“Our hearts go out to all who are struggling in the aftermath of Hurricane Sandy,” remarked Missy Henriksen, vice president of public affairs for the NPMA. “We are working internally with member companies and manufacturers to develop an action plan to help in mitigating these expected pest pressures, specifically in those areas hardest hit by Sandy.”
The NPMA has identified the following pests to be of greatest concern:
- Rodents: Many rodents were likely killed during the hurricane, however, a great number were displaced and immediately began seeking harborage and food. The delay in garbage pickup that many areas experienced, or continue to experience, will result in an abundance of food sources, while the expected increase in construction debris from remodeling will serve as excellent temporary harborages for displaced pests. As sanitation workers are likely to focus on “garbage” first, and place less of a priority on construction debris which may sit for extended periods, homeowners should keep food trash and construction debris separate so that sanitation workers can easily pick up the items most conducive to rodents. When these two are mixed, food and harborage may be in place for extended periods of time, which can be conducive to infestations. Rodents are known to spread several dozen diseases. Any homeowner coming into contact with rodent carcasses during clean up should wear protective gloves to protect against disease transmission.
- Flies: Flies breed in spoiled food, dead rodents or wildlife, and sewage caused by backups or broken pipes. Homeowners who lost power for several days or were unable to return to their homes for long periods of time are likely dealing with the disposal of rotten food. Fungus gnats breed in areas affected by moisture where mildew is growing, and may continue to be a problem in the coming months, especially in coastal areas, like NJ’s Barrier Islands, which are still closed off to many homeowners. Phorid flies breed in areas contaminated by sewage, which could be a problem for Rockaway Channel in Nassau County, Long Island, which is being flooded with raw sewage from the Bay Park sewage treatment plant.
- Bed Bugs: The large number of people forced out of their homes and living in hotels and shelters or receiving donated furnishings or clothing create an increased opportunity for bed bug infestations. Bed bugs are a much greater concern in urban areas hit by the storm, such as New York City, where larger populations of people live close together and interact in enclosed spaces on a regular basis. Because of the bed bugs’ ability to “hitchhike” on people and their belongings, bed bugs can become a problem for anyone living in close quarters while displaced from their home.
- Termites: Homes that were treated for termites in the past need to be retreated if the neighborhood was flooded and soil was moved or displaced by the water. The pesticide barrier was most likely disturbed and may no longer exist to protect the home from the serious structural damage termites can cause.

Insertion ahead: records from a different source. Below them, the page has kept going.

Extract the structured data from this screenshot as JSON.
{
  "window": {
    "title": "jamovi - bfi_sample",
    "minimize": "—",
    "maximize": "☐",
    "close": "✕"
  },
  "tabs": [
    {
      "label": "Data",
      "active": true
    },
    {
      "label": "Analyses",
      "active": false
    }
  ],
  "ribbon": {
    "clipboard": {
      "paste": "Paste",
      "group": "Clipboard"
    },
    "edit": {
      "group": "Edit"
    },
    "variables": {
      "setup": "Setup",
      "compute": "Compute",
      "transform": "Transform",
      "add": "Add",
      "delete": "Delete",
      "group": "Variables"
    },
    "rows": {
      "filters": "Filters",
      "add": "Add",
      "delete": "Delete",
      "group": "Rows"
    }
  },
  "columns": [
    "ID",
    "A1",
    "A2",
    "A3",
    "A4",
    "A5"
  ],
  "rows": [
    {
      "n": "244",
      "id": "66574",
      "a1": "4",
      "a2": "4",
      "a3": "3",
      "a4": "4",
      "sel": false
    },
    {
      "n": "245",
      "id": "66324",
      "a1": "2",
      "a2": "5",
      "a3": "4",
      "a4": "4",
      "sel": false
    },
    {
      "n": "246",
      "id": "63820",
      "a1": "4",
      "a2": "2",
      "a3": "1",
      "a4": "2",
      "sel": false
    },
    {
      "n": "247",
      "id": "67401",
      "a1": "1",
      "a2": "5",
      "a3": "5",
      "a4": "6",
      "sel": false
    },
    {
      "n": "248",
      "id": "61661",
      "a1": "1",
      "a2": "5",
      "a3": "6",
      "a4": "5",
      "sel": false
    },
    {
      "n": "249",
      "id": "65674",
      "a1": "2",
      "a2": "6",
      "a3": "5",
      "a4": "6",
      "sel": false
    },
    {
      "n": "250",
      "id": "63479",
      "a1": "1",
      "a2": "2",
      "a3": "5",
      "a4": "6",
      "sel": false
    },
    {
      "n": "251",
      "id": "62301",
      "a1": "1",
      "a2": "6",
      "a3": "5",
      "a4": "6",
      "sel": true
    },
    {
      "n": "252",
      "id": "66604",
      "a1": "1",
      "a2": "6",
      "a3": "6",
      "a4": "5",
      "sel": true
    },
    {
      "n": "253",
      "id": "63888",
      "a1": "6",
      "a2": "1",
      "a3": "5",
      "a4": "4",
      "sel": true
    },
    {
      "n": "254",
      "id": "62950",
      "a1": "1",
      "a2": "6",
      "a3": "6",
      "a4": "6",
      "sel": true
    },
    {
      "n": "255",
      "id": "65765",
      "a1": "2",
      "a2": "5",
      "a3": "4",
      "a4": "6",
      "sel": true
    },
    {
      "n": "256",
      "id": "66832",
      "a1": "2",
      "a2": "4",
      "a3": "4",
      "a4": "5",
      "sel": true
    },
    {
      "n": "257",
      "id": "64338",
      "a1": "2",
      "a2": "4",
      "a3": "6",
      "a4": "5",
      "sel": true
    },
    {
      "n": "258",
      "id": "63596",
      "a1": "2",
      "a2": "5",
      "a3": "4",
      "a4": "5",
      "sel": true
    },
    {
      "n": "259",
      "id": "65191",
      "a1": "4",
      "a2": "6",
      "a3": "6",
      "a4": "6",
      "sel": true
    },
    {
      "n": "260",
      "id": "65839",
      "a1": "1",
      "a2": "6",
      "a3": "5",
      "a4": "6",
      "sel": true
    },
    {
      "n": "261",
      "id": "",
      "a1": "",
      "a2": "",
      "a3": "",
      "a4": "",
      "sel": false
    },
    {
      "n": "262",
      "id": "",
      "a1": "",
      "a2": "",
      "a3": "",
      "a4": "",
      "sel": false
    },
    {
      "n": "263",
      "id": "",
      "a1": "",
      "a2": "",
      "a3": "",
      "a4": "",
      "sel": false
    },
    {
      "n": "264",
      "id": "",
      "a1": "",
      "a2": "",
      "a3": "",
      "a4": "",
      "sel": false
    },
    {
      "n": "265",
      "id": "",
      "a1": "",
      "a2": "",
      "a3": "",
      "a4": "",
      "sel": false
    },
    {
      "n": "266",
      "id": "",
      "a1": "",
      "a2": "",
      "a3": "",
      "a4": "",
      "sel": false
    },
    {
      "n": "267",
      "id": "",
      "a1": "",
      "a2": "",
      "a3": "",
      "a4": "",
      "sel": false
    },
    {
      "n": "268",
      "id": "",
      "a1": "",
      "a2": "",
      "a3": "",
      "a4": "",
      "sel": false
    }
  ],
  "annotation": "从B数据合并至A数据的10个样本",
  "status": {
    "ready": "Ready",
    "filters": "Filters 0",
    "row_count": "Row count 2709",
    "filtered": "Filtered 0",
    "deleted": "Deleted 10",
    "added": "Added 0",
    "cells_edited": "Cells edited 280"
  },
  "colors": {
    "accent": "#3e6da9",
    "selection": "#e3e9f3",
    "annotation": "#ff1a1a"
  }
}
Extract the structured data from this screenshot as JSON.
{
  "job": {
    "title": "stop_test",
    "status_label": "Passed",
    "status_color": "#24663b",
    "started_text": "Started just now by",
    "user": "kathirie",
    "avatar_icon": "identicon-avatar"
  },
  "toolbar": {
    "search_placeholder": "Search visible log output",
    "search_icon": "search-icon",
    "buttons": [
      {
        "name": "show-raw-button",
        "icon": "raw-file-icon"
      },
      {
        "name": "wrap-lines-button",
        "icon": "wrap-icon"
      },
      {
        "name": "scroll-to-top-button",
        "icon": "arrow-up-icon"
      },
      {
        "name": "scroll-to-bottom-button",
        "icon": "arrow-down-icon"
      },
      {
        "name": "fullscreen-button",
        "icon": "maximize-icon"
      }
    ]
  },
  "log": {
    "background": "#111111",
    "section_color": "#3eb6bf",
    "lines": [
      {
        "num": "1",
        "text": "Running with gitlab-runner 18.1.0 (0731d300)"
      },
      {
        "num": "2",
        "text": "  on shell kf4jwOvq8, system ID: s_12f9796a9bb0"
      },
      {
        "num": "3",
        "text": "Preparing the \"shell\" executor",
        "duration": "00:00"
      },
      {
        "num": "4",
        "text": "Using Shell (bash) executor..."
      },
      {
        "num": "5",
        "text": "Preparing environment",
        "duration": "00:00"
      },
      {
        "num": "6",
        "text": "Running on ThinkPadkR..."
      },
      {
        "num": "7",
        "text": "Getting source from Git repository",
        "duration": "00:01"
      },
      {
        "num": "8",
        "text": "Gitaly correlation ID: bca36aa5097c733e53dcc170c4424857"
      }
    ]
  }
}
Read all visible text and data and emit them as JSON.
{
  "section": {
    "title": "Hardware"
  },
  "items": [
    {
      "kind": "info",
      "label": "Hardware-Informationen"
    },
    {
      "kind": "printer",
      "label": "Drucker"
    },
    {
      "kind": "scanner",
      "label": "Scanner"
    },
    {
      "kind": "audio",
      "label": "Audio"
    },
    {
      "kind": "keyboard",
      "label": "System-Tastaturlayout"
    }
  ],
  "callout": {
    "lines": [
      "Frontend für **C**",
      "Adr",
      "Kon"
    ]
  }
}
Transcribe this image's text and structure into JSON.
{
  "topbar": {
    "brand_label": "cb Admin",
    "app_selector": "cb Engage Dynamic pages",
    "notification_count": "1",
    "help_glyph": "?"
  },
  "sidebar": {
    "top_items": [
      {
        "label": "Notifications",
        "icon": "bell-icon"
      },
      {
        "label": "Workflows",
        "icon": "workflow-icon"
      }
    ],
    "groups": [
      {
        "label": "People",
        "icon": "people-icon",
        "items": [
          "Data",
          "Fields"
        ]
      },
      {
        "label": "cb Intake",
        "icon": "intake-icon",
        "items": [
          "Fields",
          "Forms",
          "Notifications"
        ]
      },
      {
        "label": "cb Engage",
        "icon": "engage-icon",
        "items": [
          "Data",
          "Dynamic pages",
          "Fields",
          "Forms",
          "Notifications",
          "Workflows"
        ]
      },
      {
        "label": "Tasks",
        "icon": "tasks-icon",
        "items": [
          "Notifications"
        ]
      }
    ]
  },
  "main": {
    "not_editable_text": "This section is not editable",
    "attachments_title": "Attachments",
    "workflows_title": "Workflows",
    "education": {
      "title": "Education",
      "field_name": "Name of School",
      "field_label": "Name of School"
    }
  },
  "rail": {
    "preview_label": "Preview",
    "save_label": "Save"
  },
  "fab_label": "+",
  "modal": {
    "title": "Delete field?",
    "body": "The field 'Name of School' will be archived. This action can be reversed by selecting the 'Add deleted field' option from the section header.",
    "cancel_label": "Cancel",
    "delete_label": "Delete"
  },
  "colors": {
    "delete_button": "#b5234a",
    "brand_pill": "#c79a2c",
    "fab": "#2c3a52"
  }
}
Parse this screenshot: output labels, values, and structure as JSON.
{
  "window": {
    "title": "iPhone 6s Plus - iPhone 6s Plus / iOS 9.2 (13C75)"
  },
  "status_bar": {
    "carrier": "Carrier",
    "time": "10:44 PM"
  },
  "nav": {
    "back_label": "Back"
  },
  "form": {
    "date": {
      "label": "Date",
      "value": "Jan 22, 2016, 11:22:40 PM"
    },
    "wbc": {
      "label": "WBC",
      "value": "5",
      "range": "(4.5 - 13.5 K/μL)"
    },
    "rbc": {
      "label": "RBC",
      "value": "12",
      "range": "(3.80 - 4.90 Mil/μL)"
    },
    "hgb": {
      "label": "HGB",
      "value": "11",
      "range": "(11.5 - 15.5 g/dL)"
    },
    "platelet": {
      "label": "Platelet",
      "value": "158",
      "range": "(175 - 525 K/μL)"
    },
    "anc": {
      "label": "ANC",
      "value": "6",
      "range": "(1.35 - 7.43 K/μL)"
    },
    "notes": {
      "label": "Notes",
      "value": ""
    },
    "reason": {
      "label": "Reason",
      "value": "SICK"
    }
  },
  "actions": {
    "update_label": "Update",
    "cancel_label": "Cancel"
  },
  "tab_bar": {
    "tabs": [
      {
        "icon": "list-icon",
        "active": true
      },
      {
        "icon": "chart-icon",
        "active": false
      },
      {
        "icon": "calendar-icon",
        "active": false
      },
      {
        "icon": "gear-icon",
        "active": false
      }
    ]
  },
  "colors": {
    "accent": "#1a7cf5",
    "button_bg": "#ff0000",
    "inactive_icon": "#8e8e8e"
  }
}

Tags: hurricane sandy pest control industry, new york pest control news
Category: Bed Bugs, Connecticut Pest Control, Dutchess County Pest Control, Fairfield County, New Jersey Pest Control, New York City Pest Control, NY Pest Control, Pest Control Industry, Pests, Rodent